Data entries
-.-.-

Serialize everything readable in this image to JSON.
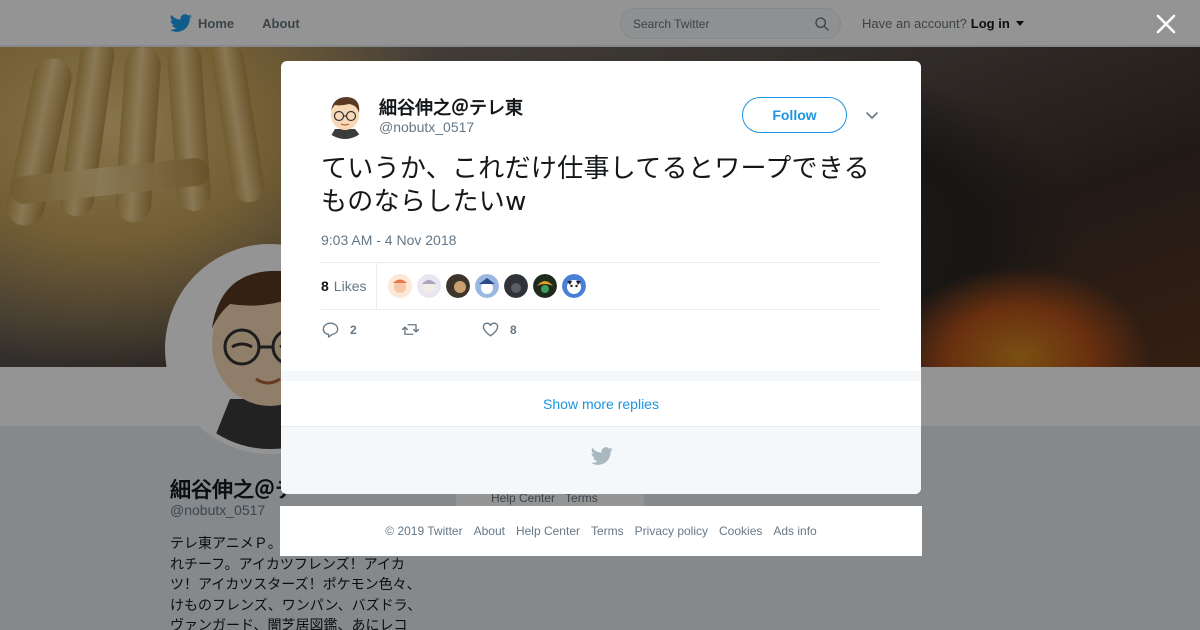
{
  "topbar": {
    "home_label": "Home",
    "about_label": "About",
    "search_placeholder": "Search Twitter",
    "account_prompt": "Have an account?",
    "login_label": "Log in"
  },
  "background_profile": {
    "name": "細谷伸之＠テ",
    "handle": "@nobutx_0517",
    "bio": "テレ東アニメＰ。\nれチーフ。アイカツフレンズ！アイカツ！アイカツスターズ！ポケモン色々、けものフレンズ、ワンパン、バズドラ、ヴァンガード、闇芝居図鑑、あにレコ",
    "help_links": [
      "Help Center",
      "Terms"
    ]
  },
  "tweet": {
    "author_name": "細谷伸之＠テレ東",
    "author_handle": "@nobutx_0517",
    "follow_label": "Follow",
    "text": "ていうか、これだけ仕事してるとワープできるものならしたいw",
    "timestamp": "9:03 AM - 4 Nov 2018",
    "likes_count": "8",
    "likes_label": "Likes",
    "reply_count": "2",
    "retweet_count": "",
    "like_count": "8",
    "likers": [
      {
        "icon": "liker-avatar-1",
        "color": "#f6c8a8"
      },
      {
        "icon": "liker-avatar-2",
        "color": "#c9c6d6"
      },
      {
        "icon": "liker-avatar-3",
        "color": "#3d342c"
      },
      {
        "icon": "liker-avatar-4",
        "color": "#9ab8e0"
      },
      {
        "icon": "liker-avatar-5",
        "color": "#2f3236"
      },
      {
        "icon": "liker-avatar-6",
        "color": "#e0a020"
      },
      {
        "icon": "liker-avatar-7",
        "color": "#4a7fd6"
      }
    ]
  },
  "modal": {
    "show_more_replies": "Show more replies"
  },
  "footer": {
    "copyright": "© 2019 Twitter",
    "links": [
      "About",
      "Help Center",
      "Terms",
      "Privacy policy",
      "Cookies",
      "Ads info"
    ]
  },
  "colors": {
    "twitter_blue": "#1da1f2",
    "link_blue": "#1b95e0",
    "muted_text": "#657786"
  }
}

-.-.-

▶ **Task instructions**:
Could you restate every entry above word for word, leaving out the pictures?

▶ **Output of the exercise**:
Serialize everything readable in this image to JSON.
{
  "topbar": {
    "home_label": "Home",
    "about_label": "About",
    "search_placeholder": "Search Twitter",
    "account_prompt": "Have an account?",
    "login_label": "Log in"
  },
  "background_profile": {
    "name": "細谷伸之＠テ",
    "handle": "@nobutx_0517",
    "bio": "テレ東アニメＰ。\nれチーフ。アイカツフレンズ！アイカツ！アイカツスターズ！ポケモン色々、けものフレンズ、ワンパン、バズドラ、ヴァンガード、闇芝居図鑑、あにレコ",
    "help_links": [
      "Help Center",
      "Terms"
    ]
  },
  "tweet": {
    "author_name": "細谷伸之＠テレ東",
    "author_handle": "@nobutx_0517",
    "follow_label": "Follow",
    "text": "ていうか、これだけ仕事してるとワープできるものならしたいw",
    "timestamp": "9:03 AM - 4 Nov 2018",
    "likes_count": "8",
    "likes_label": "Likes",
    "reply_count": "2",
    "retweet_count": "",
    "like_count": "8",
    "likers": [
      {
        "icon": "liker-avatar-1",
        "color": "#f6c8a8"
      },
      {
        "icon": "liker-avatar-2",
        "color": "#c9c6d6"
      },
      {
        "icon": "liker-avatar-3",
        "color": "#3d342c"
      },
      {
        "icon": "liker-avatar-4",
        "color": "#9ab8e0"
      },
      {
        "icon": "liker-avatar-5",
        "color": "#2f3236"
      },
      {
        "icon": "liker-avatar-6",
        "color": "#e0a020"
      },
      {
        "icon": "liker-avatar-7",
        "color": "#4a7fd6"
      }
    ]
  },
  "modal": {
    "show_more_replies": "Show more replies"
  },
  "footer": {
    "copyright": "© 2019 Twitter",
    "links": [
      "About",
      "Help Center",
      "Terms",
      "Privacy policy",
      "Cookies",
      "Ads info"
    ]
  },
  "colors": {
    "twitter_blue": "#1da1f2",
    "link_blue": "#1b95e0",
    "muted_text": "#657786"
  }
}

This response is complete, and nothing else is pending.